## Required work
Go through the entries, filter for the word "page", and copy every line that has it.

## Input for this task
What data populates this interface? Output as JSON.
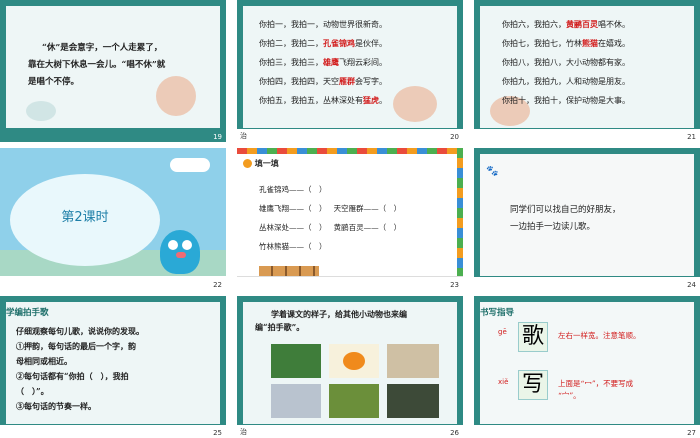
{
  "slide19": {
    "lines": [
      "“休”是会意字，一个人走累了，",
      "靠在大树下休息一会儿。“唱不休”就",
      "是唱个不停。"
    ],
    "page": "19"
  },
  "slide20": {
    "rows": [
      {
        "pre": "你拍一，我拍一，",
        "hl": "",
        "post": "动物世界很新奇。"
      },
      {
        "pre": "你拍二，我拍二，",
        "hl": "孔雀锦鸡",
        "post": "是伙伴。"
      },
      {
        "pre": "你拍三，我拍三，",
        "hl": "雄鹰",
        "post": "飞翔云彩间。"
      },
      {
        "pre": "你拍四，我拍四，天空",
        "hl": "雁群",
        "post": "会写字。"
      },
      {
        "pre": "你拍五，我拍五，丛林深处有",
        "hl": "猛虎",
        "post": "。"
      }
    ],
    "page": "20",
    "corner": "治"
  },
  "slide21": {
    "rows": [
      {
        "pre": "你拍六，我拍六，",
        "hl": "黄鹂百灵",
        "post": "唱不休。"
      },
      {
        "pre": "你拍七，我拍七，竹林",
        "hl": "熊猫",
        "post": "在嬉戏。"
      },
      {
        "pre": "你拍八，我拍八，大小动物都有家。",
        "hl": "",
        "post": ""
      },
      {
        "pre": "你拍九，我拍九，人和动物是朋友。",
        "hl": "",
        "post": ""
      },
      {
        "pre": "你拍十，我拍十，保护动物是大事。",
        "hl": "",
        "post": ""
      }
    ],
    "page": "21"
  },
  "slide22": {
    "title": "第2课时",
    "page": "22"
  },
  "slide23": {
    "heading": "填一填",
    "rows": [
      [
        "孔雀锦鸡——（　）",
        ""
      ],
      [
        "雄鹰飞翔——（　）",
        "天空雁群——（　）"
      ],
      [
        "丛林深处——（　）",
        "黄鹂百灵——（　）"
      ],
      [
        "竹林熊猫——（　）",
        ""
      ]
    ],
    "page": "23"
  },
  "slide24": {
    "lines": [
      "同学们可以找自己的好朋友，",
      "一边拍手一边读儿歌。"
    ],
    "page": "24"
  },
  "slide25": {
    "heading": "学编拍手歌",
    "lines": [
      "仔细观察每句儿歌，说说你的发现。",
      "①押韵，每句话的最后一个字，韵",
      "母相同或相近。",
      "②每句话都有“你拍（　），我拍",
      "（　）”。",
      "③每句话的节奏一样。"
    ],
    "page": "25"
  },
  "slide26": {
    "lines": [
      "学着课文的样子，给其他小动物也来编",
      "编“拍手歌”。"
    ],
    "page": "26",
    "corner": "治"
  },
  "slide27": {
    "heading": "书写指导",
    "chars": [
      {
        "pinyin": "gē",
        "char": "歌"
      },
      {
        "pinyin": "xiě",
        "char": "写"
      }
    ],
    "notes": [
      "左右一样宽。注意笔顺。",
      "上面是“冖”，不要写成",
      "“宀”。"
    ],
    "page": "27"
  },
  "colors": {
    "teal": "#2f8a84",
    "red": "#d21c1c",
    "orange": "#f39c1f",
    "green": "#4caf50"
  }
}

## Answer below
    "page": "19"
    "page": "20",
    "page": "21"
    "page": "22"
    "page": "23"
    "page": "24"
    "page": "25"
    "page": "26",
    "page": "27"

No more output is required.